Media literacy skills are used for more than just research papers.
As policy makers work to increase the number of U.S. households with broadband access, many are realizing it’s not enough for people to be able to access information online and through various media outlets; they also need the ability to analyze the information they find for accuracy and credibility—a 21st-century skill not every child or adult possesses.
A new white paper, “Digital and Media Literacy: A Plan of Action,” by Renee Hobbs, founder of Temple University’s Media Education Lab, now gives policy makers and education leaders a detailed plan to boost media literacy skills in their communities.
“Existing paradigms in technology education must be shifted towards a focus on critical thinking and communication skills and away from ‘gee-whiz’ gaping over new technology tools,” Hobbs said. “An effective community education movement needs a shared vision.
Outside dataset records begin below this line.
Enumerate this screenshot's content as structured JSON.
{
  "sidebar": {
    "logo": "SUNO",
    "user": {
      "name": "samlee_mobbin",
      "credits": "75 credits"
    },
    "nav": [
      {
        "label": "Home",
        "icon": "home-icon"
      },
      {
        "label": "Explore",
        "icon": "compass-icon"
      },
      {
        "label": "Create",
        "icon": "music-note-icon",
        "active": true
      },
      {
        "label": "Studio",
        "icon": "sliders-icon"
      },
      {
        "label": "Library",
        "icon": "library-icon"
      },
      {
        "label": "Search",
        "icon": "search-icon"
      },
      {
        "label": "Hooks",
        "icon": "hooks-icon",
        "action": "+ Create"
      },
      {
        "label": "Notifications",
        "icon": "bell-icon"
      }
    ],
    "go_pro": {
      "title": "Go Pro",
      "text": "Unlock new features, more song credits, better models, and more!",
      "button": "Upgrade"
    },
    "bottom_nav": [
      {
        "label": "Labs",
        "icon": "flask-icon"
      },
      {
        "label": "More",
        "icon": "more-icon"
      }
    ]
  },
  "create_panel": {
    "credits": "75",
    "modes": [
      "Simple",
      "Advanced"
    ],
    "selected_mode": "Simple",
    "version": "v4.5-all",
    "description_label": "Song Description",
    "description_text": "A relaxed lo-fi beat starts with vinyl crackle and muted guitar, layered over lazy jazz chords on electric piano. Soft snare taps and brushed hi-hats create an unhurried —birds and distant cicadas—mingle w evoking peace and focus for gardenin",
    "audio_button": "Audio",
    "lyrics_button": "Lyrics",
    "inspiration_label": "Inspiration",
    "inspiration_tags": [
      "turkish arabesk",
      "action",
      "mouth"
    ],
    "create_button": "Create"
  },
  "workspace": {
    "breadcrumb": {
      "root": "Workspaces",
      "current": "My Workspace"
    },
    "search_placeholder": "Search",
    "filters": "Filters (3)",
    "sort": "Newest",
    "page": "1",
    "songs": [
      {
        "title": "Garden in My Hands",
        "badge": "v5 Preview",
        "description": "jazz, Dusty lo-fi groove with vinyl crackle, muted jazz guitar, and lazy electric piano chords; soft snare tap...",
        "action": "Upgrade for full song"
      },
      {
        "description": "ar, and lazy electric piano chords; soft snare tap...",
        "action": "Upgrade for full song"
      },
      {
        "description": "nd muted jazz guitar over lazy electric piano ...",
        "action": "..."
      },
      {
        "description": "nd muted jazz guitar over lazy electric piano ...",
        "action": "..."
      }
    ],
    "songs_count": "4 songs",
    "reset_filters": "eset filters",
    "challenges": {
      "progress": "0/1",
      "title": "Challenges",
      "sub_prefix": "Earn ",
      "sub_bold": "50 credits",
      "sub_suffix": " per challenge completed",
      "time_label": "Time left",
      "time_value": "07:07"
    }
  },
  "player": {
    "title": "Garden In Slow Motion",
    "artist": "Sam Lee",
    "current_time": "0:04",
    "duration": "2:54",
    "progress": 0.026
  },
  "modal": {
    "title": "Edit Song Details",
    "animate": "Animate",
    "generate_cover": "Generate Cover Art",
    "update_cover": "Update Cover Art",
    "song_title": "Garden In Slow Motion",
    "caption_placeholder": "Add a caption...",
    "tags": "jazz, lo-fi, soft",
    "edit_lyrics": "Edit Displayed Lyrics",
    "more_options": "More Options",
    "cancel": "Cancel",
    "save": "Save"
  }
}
This report offers recommendations that involve many stakeholders, each participating in a way that supports the whole community.”
The need for action arises from other recent reports, such as a 2006 survey by Susannah Fox of the Pew Internet & American Life Project, which found that 75 percent of internet searchers “do not pay heed to the quality of information they find, and 25 percent reported becoming frustrated, confused, or overwhelmed by what they find.”
Another report, released in 2009 by the Knight Commission on the Information Needs of Communities in a Democracy, assessed media literacy in communities and created 15 recommendations to better meet communities’ information needs.
After the release of the Knight Commission report, titled “Informing Communities: Sustaining Democracy in the Digital Age,” the Aspen Institute Communications and Society Program and the John S. and James L. Knight Foundation partnered to explore ways to implement its recommendations.
The Aspen Institute commissioned a series of white papers to help transform these recommendations into action—and Hobbs’ media literacy report is one such white paper (others include universal broadband, civic engagement, online hubs, and more).
According to Hobbs, knowing how to search for, analyze, and interpret information is a skill that will be used for more than just writing a good research paper: People use media literacy skills for applying for jobs online, getting relevant health information, and sifting through online educational opportunities, for example.
People also need media literacy skills to read or watch the news, write a letter to an editor, comment on an online news story, share ideas online, take an opinion poll, search for information on topics, or take community action.
Perhaps most importantly, media literacy skills are crucial in understanding and maintaining online safety, said Hobbs.
“We must consider the balance between protection and empowerment and respond seriously to the genuine risks associated with media and digital technology,” she explained.
Hobbs’ 10 recommendations for better media literacy skills
Support community-level digital and media literacy initiatives.
1. Map existing community resources and offer small grants to promote community partnerships to integrate digital and media literacy competencies into existing programs.